Locke wrote in honor of then-recent Canadian soldiers who sailed to Old France to preserve their ancestral motherlands in the Great War. To an adult reader today, his account is a quaint period piece, justifiably long out of print. To one child reader long ago, the intrepid explorers he wrote about—Cartier, Champlain, Joliet, Marquette, LaSalle—opened the door to a lifelong fascination with true stories of long ago.
The old practice of paying magazine writers by the word rewarded verbosity. Short-short narrative calls on different skills to make every word count. Constraints can spur creativity, we found in Gale Walden’s Write-by-the-Lake workshop on flash memoir and flash fiction last week.
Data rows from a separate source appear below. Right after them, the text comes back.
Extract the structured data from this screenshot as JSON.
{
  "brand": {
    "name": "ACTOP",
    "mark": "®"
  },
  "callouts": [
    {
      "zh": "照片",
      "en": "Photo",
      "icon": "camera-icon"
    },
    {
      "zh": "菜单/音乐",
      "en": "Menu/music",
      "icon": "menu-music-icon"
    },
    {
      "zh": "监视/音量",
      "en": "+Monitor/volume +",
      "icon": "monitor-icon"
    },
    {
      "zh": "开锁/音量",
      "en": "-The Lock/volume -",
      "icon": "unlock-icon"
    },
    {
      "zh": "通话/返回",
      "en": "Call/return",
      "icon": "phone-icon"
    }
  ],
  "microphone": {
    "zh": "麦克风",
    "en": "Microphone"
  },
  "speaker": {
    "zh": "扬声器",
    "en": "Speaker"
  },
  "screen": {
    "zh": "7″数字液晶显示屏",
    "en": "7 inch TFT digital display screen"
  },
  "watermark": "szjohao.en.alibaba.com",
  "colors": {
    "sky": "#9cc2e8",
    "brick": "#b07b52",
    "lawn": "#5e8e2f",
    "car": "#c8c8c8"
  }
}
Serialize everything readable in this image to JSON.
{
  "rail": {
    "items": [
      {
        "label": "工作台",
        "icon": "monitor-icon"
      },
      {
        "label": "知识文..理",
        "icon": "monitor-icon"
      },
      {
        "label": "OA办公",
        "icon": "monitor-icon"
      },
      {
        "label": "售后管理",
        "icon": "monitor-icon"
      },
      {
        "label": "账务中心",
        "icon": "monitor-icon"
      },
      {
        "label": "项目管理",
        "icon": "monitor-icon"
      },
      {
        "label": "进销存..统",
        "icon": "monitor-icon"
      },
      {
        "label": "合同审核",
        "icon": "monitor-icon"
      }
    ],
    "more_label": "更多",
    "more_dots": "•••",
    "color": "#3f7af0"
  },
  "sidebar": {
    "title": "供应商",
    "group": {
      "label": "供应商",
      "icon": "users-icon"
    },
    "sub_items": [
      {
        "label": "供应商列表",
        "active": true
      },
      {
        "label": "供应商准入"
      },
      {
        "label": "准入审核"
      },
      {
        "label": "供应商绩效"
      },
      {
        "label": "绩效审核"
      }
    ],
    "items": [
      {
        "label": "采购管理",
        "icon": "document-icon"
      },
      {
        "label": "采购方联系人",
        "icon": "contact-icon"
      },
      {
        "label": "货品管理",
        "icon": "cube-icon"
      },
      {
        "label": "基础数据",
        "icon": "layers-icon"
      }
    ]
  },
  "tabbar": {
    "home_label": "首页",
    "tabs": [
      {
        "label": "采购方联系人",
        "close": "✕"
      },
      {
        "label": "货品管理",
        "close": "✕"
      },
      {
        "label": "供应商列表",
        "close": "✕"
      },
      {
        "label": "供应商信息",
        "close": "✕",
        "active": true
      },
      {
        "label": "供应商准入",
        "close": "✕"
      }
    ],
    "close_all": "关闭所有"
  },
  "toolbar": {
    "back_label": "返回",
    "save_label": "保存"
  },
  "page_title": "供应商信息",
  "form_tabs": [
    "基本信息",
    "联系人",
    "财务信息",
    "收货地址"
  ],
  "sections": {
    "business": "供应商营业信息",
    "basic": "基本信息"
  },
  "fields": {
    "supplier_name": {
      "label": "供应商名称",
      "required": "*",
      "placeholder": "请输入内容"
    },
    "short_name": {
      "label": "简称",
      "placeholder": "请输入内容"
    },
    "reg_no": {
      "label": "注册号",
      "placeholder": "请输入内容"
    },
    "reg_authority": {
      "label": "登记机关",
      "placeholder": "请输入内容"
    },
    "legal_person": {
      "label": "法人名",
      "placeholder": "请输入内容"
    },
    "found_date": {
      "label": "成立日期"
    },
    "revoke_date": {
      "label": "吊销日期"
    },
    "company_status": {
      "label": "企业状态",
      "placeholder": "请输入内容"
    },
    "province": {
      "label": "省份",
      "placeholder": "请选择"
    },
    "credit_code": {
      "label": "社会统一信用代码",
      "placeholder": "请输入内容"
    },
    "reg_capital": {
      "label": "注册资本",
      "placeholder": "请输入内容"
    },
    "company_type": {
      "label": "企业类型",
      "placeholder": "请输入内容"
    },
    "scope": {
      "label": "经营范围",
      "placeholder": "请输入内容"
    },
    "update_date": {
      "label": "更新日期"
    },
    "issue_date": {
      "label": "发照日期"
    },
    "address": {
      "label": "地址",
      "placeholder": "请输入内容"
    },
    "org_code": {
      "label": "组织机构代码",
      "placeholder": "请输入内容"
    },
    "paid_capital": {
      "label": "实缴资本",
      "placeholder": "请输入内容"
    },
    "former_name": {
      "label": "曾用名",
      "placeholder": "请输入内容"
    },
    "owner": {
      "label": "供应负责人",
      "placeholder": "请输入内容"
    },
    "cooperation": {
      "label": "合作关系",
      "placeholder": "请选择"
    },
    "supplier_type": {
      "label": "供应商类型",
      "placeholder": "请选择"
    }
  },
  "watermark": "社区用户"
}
You might have fun with one of these:
For my first stab at flash fiction six years ago, click on “Her Next Bed” on the Writing page of this website.
Not all women marry in white, of course. My mother wore deep orange-rust velvet for her September wedding long ago. Nor has white always been traditional for European and American bridal gowns. That started after 1840, when Queen Victoria’s white wedding gown set a new fashion among the wealthy.
White was a color of conspicuous consumption because it was so hard to clean. (Nothing to do with purity or innocence.) Until well into the twentieth century, even the elites expected to wear their gowns again for other occasions. Most brides simply wore their best dress, which might or might not be new. The single-use white wedding gown did not become widespread until after World War II.
Traditions are customs, beliefs, or practices passed down through generations. In wedding fashion as in more important spheres, they’re not to be confused with eternal truth or the way things were always done.
I'm a historian who writes novels and literary nonfiction. My home base is Madison, Wisconsin.